# What you should do:
From the entries below, work out how many lines contain the string "placeholder"; answer with the number alone.
╭─ Extracted data
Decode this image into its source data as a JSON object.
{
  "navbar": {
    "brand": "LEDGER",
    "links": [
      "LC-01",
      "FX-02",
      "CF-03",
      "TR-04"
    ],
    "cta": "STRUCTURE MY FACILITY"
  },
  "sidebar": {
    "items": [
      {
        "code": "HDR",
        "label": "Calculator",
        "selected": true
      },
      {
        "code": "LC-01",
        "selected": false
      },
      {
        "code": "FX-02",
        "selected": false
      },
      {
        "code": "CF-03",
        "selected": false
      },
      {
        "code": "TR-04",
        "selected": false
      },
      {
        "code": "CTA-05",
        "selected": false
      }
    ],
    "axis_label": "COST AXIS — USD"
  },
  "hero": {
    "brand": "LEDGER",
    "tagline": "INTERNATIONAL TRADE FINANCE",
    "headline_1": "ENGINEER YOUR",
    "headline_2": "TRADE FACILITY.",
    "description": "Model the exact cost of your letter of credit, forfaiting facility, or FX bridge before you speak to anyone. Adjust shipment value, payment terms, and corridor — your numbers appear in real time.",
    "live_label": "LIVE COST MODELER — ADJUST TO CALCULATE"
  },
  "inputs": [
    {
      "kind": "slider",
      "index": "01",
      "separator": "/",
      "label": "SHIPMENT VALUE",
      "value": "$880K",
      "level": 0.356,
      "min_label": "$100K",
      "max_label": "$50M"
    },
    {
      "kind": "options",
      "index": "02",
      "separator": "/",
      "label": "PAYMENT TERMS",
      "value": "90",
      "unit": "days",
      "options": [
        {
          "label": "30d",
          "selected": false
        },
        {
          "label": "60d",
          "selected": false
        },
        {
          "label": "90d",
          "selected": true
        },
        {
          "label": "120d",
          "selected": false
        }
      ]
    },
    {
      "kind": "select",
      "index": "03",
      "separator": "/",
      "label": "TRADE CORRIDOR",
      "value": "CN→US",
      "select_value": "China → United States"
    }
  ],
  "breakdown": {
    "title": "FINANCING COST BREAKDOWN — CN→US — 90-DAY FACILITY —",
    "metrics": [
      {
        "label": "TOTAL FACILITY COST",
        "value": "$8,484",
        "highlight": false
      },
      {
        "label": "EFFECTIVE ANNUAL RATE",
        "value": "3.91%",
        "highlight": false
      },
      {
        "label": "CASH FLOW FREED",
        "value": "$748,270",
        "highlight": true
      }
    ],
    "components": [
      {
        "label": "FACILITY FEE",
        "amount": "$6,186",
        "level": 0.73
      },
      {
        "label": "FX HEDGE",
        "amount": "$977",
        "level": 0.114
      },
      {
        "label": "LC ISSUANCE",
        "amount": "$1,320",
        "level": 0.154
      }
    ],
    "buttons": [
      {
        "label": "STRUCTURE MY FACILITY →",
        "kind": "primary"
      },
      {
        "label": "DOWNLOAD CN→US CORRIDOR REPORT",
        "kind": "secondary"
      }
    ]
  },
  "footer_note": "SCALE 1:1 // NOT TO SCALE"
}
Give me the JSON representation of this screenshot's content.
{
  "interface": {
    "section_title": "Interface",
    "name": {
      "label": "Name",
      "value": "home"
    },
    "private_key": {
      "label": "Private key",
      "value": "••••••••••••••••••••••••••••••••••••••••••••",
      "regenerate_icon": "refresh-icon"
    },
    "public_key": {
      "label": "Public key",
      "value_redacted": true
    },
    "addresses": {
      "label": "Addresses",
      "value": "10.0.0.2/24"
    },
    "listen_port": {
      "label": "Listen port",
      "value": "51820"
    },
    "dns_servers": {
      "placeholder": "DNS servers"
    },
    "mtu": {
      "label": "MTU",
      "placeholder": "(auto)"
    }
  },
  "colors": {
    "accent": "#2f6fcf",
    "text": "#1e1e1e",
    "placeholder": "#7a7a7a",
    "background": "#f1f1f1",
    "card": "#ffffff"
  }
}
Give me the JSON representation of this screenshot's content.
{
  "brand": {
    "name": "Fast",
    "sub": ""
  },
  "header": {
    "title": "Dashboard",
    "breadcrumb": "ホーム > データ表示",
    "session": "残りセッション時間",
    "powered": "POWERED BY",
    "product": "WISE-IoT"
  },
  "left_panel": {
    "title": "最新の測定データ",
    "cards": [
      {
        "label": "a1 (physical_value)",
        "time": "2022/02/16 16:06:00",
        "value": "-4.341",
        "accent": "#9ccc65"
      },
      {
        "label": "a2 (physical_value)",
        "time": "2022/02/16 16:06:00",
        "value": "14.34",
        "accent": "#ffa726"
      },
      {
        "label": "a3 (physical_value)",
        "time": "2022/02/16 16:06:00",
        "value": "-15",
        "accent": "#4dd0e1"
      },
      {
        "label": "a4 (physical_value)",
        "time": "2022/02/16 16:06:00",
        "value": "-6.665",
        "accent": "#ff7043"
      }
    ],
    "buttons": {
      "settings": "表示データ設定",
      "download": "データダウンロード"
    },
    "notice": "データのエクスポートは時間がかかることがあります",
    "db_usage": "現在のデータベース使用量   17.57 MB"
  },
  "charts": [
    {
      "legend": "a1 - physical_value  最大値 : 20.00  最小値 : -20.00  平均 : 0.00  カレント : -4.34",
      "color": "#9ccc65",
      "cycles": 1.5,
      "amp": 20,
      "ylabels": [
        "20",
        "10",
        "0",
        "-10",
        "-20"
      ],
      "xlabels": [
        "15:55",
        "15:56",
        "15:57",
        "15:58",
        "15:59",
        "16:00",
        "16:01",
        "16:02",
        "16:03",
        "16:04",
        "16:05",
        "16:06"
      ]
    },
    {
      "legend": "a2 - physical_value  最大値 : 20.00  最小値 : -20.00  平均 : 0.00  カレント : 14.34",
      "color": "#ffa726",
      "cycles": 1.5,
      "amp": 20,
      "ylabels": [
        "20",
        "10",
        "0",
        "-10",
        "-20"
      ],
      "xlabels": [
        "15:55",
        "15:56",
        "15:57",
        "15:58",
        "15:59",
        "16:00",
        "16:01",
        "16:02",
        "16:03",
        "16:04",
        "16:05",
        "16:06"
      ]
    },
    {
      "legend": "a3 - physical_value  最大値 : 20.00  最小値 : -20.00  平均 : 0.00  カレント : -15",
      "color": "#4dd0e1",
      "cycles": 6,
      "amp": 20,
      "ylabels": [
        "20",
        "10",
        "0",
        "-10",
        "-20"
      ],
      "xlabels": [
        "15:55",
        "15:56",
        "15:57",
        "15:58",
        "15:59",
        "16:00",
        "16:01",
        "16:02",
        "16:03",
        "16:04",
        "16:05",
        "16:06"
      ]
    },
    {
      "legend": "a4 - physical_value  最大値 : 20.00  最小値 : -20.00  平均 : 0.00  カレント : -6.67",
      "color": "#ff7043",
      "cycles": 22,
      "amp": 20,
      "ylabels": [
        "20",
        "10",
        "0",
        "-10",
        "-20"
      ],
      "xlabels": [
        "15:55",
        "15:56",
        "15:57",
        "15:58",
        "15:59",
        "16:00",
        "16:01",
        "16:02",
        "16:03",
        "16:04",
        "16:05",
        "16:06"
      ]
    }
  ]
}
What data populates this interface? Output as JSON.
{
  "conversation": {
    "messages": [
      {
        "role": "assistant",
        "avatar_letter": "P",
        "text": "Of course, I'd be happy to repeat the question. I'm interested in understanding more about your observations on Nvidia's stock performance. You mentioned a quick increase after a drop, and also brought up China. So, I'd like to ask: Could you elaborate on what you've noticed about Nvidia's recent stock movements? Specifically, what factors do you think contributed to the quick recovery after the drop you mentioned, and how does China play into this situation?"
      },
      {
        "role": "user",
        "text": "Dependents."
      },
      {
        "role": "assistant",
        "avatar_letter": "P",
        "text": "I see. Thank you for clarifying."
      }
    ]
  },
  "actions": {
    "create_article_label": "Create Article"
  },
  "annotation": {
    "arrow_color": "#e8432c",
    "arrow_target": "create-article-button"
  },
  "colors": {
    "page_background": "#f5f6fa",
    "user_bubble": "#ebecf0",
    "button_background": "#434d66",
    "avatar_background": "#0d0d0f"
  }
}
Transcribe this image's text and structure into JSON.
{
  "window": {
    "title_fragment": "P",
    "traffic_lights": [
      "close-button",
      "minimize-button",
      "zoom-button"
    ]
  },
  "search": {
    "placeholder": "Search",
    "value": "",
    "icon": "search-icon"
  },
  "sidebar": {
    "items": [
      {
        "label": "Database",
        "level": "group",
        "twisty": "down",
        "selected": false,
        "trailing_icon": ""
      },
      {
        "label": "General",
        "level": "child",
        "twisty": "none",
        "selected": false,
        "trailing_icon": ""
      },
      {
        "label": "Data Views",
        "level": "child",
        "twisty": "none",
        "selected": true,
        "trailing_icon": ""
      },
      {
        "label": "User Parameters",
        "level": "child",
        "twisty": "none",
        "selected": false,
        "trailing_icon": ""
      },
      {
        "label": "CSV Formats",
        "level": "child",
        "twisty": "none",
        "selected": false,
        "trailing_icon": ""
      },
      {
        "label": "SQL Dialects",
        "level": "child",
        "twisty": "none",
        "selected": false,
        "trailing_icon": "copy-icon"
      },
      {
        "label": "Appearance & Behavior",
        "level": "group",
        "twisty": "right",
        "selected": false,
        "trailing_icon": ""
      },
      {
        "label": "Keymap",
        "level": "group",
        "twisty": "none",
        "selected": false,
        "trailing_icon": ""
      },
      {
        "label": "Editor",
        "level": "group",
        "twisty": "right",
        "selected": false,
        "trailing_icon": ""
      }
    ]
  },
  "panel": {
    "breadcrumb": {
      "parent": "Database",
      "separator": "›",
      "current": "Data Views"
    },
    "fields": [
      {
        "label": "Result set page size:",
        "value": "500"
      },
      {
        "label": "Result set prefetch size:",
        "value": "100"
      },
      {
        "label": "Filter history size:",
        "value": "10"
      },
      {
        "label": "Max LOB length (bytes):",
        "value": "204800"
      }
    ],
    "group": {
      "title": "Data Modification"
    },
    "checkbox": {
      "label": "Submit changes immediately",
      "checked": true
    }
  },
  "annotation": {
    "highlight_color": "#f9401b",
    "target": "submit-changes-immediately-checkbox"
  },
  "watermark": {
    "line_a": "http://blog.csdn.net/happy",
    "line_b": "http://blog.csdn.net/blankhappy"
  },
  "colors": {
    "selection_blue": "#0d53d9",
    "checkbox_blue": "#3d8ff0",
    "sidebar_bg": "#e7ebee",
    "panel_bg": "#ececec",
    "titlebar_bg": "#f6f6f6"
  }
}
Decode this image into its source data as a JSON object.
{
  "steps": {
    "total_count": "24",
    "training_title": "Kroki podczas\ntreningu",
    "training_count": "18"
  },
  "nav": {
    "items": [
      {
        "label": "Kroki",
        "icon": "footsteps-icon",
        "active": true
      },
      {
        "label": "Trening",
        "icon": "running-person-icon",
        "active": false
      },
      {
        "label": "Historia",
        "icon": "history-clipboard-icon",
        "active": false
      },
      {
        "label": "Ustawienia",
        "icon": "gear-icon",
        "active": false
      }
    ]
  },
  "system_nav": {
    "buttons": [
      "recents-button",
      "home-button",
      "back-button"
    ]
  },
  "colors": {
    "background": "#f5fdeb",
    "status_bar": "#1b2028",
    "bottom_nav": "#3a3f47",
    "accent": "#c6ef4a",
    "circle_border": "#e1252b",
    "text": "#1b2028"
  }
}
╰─
# Result below:
4